> YOUR TASK
Return only those lines of the records below in which "name" appears.

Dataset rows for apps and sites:
******

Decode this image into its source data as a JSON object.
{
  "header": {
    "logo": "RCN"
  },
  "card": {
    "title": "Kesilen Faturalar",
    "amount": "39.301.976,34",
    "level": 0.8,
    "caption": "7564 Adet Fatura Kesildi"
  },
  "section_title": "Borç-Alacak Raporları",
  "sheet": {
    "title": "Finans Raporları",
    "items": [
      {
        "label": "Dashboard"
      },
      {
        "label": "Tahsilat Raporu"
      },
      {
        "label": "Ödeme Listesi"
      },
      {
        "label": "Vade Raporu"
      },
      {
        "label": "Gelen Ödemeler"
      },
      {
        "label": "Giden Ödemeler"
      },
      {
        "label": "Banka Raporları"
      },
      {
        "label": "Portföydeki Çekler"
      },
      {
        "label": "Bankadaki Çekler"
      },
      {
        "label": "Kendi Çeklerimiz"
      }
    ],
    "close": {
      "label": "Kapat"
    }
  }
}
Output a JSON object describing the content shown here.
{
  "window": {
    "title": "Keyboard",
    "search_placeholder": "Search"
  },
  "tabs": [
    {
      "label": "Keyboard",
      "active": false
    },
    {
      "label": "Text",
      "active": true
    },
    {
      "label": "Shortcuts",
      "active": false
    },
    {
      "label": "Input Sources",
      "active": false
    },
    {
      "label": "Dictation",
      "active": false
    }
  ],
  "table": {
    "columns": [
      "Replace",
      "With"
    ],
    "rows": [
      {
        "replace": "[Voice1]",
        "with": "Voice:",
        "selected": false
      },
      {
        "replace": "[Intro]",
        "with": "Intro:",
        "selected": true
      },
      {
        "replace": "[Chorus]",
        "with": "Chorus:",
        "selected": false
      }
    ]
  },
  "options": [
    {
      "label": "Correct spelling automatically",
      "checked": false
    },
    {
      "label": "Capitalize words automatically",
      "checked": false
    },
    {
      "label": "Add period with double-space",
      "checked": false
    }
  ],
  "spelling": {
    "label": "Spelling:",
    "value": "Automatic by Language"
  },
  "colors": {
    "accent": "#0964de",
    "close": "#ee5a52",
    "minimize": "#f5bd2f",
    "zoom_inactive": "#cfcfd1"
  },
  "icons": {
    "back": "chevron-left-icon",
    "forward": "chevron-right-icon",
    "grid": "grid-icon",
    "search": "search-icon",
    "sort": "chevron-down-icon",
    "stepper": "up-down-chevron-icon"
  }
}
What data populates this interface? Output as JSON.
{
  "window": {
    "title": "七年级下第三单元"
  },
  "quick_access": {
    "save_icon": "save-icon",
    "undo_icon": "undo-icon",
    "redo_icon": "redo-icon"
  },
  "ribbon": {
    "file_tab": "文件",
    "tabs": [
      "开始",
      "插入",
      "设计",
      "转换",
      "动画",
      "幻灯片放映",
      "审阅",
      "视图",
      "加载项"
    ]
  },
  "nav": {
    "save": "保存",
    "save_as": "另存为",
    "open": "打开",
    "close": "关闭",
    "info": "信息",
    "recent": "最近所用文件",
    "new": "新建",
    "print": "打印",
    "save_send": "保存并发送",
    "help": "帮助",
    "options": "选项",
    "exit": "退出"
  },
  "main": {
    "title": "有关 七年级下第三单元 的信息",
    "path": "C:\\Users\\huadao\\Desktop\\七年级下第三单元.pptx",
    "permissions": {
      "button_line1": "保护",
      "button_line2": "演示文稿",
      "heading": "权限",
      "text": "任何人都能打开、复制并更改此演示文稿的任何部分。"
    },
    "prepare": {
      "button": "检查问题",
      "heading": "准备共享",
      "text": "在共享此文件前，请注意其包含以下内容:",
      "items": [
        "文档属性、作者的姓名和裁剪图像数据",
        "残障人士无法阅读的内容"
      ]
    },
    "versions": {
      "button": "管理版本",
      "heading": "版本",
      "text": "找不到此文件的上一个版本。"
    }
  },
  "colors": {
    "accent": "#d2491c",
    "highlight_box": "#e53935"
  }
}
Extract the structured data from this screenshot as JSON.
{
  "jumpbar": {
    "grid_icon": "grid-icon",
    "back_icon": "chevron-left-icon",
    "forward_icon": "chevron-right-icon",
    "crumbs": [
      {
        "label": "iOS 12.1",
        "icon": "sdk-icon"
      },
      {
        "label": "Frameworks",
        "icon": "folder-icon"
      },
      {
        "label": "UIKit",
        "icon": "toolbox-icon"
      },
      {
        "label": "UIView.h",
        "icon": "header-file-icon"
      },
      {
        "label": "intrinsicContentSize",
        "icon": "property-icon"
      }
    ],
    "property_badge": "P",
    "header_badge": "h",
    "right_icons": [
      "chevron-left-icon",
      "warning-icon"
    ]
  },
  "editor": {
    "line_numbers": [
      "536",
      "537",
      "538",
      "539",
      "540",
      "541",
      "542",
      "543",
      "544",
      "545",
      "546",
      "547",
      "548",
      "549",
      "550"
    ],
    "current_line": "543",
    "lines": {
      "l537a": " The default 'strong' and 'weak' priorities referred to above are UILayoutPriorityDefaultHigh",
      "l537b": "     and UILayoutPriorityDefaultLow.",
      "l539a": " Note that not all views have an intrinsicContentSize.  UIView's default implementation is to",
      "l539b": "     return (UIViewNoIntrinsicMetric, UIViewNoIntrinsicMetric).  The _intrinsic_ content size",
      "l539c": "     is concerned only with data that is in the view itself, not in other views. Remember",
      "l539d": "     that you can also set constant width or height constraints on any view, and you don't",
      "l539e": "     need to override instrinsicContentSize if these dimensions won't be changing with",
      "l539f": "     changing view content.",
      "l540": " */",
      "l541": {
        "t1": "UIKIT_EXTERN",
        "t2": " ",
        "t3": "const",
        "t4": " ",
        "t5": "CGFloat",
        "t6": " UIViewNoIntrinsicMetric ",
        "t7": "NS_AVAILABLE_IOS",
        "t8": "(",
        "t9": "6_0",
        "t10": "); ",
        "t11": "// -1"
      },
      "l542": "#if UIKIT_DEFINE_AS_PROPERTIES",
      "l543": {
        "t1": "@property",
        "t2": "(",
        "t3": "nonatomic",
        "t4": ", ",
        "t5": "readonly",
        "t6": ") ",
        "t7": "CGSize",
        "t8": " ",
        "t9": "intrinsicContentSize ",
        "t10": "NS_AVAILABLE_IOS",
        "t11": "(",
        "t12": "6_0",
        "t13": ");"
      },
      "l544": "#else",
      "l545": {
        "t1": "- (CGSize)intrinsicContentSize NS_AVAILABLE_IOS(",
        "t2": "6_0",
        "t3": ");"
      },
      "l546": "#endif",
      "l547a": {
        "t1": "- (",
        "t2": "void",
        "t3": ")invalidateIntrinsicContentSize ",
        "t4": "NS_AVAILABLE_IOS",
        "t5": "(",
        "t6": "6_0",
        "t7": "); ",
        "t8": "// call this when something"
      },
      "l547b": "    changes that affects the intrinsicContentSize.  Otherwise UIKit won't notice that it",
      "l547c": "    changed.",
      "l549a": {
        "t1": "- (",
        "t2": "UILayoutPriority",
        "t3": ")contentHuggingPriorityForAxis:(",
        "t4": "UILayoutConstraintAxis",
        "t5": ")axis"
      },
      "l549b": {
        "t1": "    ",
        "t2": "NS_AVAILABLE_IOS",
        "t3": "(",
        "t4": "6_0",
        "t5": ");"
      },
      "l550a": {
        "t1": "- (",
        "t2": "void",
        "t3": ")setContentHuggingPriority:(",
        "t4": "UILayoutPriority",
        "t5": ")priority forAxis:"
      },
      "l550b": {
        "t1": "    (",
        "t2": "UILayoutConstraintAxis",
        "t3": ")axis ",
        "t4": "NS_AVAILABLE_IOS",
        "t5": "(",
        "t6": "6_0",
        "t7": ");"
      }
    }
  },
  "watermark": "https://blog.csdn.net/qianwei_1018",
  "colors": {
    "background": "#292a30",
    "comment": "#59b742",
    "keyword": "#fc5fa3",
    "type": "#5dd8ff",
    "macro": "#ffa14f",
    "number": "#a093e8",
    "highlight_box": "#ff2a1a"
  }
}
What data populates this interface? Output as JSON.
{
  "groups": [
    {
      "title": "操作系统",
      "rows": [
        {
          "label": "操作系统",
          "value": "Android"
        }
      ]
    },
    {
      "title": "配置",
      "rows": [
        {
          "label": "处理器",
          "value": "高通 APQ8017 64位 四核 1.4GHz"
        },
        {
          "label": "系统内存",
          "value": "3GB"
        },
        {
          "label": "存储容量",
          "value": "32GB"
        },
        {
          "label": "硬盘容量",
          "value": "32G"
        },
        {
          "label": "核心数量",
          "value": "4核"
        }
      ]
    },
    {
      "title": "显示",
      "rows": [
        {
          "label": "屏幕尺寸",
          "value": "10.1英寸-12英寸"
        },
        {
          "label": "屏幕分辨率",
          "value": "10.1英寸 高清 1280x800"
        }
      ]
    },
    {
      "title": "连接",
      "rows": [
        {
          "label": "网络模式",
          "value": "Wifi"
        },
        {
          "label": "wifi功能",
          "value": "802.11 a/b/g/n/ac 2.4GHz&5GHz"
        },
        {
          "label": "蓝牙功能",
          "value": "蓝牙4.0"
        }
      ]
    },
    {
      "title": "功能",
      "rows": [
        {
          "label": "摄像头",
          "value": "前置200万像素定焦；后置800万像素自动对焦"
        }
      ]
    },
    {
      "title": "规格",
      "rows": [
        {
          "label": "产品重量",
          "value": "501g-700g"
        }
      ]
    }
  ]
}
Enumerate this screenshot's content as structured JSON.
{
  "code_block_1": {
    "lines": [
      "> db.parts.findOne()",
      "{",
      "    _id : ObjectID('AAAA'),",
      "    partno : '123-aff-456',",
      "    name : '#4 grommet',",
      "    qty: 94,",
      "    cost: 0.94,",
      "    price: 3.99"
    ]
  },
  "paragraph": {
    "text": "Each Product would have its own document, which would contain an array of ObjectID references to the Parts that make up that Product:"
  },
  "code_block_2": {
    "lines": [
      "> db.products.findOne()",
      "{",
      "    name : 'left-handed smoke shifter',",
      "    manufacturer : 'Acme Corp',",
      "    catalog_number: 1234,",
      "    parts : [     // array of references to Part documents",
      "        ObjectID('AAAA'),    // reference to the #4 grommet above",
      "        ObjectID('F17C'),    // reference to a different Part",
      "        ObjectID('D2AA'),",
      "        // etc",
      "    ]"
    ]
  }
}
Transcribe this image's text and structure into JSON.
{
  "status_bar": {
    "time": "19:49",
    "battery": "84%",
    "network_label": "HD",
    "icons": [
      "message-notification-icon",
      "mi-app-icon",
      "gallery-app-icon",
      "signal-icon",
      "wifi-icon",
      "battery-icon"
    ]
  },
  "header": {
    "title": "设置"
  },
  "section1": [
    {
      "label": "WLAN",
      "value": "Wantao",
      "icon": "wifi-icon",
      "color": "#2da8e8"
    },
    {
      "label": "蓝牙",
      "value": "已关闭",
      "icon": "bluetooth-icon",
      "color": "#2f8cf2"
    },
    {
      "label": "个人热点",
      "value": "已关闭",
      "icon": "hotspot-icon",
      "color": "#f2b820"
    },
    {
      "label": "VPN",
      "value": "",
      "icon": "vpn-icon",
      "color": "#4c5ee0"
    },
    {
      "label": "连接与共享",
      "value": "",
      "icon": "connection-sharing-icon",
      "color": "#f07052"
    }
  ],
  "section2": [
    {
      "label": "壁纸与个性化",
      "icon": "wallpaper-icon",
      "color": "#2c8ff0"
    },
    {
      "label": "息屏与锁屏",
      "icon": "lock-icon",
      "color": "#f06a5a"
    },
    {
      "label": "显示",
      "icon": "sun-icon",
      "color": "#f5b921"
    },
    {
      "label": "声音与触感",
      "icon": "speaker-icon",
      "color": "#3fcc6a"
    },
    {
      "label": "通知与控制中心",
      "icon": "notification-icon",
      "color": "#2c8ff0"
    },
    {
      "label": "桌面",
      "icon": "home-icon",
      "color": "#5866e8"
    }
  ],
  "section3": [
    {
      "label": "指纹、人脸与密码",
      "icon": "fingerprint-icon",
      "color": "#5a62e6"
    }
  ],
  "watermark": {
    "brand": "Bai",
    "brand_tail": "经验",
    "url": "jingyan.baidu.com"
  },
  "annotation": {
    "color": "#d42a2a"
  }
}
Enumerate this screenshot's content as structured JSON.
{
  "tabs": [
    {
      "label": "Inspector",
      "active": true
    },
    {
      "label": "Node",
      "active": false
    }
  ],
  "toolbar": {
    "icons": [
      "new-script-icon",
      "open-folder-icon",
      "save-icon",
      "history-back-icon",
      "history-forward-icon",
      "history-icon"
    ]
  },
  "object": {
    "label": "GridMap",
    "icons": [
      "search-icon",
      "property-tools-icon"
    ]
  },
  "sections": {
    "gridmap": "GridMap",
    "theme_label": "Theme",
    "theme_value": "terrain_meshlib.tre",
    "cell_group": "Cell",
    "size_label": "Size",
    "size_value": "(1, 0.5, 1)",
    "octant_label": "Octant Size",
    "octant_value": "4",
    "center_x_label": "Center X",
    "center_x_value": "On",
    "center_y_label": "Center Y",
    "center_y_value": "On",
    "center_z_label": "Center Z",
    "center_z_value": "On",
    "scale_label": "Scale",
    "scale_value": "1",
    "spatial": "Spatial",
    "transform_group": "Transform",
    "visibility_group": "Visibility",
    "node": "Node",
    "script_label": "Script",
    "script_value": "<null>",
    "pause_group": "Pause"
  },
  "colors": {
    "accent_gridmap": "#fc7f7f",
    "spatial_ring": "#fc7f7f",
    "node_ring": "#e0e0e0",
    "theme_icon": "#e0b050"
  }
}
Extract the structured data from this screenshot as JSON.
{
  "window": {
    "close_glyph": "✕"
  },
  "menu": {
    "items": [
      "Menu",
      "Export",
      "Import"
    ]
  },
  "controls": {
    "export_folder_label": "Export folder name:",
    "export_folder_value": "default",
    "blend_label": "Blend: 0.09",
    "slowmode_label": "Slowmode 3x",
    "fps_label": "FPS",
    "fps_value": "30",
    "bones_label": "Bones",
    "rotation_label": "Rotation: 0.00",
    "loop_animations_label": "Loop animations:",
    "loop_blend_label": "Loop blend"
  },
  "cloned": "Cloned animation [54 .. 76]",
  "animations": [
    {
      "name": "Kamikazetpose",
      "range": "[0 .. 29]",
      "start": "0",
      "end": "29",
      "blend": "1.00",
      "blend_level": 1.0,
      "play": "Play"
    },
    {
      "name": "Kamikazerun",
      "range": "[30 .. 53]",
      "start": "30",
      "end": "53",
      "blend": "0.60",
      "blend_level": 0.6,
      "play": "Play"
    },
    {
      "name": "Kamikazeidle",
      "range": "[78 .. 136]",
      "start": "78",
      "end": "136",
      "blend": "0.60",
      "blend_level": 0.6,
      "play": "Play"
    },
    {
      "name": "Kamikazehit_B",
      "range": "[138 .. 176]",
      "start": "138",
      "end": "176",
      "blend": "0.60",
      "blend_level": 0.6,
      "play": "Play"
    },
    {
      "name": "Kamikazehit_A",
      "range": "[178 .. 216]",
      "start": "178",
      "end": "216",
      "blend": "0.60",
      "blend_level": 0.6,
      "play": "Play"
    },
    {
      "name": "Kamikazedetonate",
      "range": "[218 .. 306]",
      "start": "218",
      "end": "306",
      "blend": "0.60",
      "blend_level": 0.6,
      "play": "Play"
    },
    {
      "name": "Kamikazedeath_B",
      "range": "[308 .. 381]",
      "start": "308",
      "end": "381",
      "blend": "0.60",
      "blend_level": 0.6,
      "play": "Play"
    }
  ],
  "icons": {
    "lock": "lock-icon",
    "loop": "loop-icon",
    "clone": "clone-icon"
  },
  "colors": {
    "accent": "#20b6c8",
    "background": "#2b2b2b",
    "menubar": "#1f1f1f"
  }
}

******

> RESPONSE BELOW
      "    name : '#4 grommet',",
      "    name : 'left-handed smoke shifter',",
    "export_folder_label": "Export folder name:",
      "name": "Kamikazetpose",
      "name": "Kamikazerun",
      "name": "Kamikazeidle",
      "name": "Kamikazehit_B",
      "name": "Kamikazehit_A",
      "name": "Kamikazedetonate",
      "name": "Kamikazedeath_B",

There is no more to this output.